--- START ---
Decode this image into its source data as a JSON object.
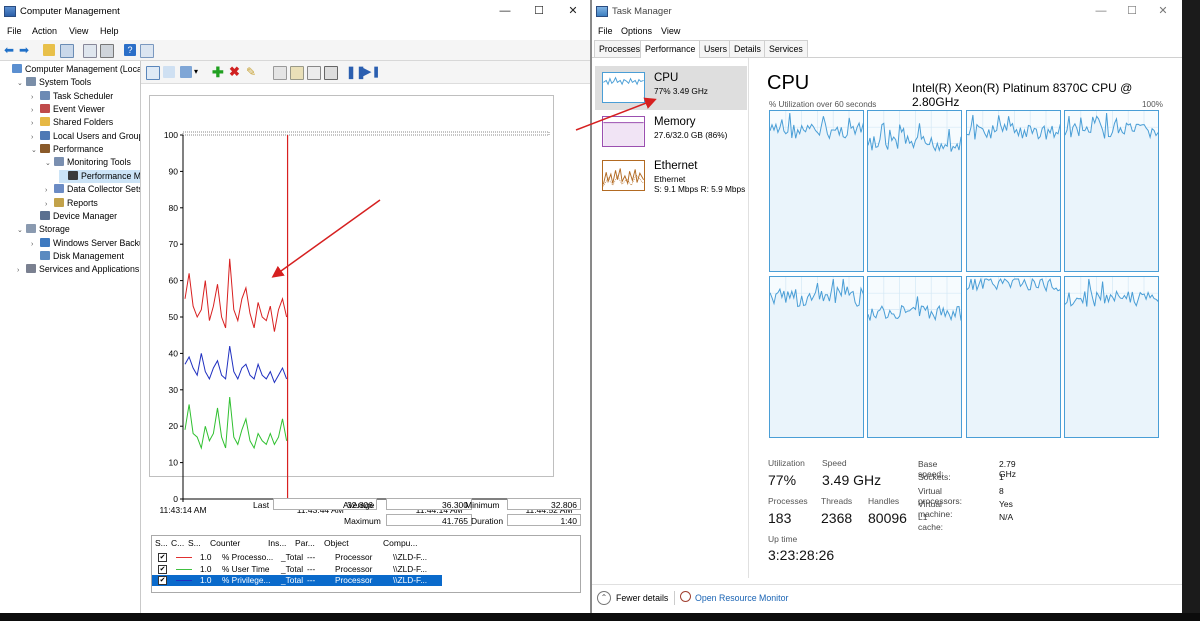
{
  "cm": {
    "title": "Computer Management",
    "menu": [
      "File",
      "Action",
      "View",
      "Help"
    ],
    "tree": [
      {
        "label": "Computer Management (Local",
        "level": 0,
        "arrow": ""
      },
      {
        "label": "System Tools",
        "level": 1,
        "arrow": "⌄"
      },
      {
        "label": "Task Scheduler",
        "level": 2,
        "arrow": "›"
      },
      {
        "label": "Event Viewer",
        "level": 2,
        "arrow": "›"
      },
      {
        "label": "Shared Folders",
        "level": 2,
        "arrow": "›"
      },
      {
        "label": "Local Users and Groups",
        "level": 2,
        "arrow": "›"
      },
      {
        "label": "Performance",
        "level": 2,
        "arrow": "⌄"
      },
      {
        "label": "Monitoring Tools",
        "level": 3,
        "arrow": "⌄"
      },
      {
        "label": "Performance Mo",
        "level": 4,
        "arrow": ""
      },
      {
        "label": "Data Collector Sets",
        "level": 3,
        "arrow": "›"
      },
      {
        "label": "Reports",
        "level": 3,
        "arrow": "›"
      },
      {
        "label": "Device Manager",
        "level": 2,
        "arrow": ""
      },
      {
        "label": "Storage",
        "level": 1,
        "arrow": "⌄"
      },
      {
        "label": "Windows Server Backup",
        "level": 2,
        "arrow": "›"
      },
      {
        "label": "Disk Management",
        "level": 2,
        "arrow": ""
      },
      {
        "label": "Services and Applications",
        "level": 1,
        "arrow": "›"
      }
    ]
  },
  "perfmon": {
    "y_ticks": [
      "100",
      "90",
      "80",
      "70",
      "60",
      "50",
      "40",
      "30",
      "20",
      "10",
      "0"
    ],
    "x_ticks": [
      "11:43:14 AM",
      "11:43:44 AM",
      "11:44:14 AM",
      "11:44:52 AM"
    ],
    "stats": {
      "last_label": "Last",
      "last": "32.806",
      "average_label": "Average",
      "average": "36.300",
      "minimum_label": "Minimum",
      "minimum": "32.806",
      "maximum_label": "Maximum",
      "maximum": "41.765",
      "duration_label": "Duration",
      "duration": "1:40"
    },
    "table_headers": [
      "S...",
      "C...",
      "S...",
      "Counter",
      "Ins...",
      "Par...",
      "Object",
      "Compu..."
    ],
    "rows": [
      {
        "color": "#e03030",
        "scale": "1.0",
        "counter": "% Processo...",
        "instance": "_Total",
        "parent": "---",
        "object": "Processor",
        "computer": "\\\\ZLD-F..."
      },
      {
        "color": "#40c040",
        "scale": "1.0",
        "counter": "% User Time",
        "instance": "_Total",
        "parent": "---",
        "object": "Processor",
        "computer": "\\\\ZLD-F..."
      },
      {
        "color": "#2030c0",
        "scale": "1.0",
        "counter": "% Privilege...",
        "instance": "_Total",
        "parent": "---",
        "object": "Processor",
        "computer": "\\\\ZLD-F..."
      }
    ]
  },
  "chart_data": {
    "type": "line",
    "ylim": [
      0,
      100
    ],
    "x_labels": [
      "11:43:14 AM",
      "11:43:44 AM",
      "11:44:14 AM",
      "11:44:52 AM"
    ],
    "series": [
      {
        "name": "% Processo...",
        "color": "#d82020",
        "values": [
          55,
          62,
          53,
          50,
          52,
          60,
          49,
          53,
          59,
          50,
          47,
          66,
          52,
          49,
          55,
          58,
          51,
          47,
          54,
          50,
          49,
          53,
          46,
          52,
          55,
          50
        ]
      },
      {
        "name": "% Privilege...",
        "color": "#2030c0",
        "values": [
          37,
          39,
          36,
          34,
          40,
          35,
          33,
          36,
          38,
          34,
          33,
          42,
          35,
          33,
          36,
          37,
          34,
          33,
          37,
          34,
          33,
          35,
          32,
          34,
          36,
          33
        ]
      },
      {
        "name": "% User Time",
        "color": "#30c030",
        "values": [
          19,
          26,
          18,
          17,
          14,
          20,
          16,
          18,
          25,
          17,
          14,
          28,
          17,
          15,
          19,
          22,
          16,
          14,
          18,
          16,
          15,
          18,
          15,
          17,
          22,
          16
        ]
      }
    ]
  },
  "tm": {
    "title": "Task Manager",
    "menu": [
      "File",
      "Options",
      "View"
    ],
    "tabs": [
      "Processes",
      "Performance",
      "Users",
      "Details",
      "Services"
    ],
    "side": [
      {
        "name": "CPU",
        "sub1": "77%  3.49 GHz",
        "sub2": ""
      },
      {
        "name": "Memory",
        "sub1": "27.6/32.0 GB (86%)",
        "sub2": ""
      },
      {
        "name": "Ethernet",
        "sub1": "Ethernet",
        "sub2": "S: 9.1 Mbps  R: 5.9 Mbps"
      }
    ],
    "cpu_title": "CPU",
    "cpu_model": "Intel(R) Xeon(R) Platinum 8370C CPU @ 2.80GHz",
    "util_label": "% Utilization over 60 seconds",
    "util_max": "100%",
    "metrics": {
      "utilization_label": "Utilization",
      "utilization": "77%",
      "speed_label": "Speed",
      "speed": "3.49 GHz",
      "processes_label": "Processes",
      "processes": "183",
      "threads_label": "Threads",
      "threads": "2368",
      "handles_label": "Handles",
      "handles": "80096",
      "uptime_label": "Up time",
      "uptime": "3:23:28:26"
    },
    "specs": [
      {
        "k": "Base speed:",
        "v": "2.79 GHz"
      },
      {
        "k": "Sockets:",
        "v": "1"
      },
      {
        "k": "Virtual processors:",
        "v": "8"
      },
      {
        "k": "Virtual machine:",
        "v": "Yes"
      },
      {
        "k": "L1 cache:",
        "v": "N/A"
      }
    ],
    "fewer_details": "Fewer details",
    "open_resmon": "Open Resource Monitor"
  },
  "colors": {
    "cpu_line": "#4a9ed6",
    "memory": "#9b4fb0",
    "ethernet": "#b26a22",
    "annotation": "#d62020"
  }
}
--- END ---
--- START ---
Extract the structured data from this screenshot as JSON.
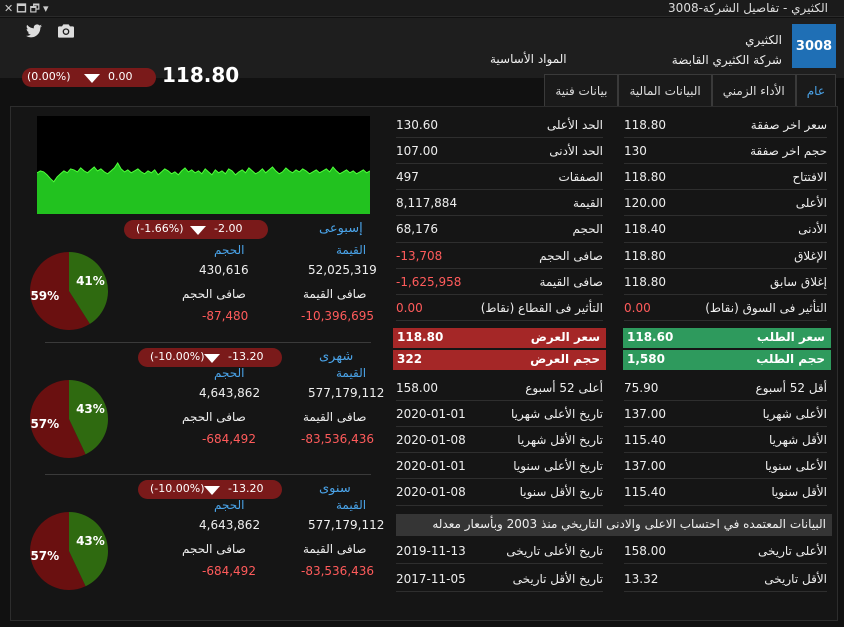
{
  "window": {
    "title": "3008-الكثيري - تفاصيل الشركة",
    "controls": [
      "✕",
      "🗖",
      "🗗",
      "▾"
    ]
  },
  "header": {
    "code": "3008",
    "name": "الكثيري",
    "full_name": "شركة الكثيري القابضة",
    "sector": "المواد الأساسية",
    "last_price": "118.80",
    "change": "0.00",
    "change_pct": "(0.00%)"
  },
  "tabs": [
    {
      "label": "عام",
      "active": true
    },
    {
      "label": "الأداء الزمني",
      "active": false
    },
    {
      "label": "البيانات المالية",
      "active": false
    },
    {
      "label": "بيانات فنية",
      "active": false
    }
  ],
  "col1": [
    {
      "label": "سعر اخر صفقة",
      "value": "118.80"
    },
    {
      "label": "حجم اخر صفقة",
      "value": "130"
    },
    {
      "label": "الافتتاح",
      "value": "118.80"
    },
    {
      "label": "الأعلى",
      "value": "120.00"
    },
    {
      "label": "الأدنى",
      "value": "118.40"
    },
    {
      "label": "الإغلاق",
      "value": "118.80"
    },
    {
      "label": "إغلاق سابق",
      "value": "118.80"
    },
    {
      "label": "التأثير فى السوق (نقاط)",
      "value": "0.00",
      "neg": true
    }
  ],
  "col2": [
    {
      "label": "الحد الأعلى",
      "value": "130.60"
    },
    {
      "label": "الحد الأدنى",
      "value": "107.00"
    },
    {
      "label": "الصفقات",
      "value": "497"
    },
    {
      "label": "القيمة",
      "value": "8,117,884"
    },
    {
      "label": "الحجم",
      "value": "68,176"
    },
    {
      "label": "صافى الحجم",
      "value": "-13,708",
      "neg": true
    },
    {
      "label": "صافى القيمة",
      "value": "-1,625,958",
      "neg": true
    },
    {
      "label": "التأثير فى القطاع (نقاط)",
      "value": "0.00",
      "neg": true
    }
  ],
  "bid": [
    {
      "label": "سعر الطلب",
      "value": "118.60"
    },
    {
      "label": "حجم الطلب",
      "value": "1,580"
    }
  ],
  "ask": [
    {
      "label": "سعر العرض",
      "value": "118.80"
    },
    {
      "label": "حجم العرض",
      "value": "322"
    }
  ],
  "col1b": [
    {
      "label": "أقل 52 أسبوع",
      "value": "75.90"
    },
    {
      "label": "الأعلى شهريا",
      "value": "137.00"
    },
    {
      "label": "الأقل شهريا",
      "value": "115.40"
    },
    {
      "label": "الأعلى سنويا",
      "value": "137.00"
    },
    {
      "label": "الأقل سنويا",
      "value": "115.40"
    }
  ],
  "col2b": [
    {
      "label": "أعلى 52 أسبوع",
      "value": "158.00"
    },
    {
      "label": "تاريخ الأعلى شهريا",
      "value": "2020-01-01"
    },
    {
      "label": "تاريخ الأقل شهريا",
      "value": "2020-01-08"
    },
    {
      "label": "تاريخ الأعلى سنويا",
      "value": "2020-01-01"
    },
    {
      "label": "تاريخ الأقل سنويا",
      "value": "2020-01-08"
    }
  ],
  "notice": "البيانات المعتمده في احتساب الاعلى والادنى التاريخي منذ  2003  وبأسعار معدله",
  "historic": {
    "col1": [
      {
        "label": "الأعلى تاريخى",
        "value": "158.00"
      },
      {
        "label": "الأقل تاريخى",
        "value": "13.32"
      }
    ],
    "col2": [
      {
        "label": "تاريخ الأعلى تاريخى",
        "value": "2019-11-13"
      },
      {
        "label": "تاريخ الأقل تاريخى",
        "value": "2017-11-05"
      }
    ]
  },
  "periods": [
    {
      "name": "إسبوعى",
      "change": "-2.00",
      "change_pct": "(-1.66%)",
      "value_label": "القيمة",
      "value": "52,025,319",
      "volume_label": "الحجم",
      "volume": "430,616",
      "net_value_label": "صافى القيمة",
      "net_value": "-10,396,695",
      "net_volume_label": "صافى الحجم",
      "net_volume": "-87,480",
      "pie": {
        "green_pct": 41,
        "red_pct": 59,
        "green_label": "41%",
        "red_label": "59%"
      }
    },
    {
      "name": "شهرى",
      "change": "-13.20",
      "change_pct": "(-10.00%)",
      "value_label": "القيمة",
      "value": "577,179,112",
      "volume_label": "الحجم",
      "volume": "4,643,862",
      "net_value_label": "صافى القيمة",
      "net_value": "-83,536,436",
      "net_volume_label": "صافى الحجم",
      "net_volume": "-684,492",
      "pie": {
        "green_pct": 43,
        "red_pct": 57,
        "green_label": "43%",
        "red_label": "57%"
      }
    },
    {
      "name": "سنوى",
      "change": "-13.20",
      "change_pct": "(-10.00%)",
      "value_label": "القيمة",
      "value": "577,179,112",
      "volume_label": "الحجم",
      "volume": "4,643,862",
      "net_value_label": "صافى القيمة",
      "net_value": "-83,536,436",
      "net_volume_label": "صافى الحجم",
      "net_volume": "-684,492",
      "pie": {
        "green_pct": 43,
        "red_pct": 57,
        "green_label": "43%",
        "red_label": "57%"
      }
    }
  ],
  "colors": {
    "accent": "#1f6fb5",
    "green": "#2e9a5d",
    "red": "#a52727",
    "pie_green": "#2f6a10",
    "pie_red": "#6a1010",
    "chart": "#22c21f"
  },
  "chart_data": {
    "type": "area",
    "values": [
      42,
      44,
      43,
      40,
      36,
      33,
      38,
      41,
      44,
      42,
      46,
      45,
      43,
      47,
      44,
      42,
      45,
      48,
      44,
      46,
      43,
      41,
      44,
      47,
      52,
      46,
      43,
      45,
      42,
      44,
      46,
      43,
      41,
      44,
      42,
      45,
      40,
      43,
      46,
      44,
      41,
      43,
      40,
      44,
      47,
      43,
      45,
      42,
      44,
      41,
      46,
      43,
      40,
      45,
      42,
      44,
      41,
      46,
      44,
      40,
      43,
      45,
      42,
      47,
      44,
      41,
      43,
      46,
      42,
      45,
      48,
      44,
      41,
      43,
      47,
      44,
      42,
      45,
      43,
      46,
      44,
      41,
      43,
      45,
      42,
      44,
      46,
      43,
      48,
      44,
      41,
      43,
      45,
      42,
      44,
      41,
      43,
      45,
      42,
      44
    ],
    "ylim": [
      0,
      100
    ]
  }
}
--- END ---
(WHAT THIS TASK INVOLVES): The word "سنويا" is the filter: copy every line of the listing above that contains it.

(TASK RESPONSE):
      "label": "الأعلى سنويا",
      "label": "الأقل سنويا",
      "label": "تاريخ الأعلى سنويا",
      "label": "تاريخ الأقل سنويا",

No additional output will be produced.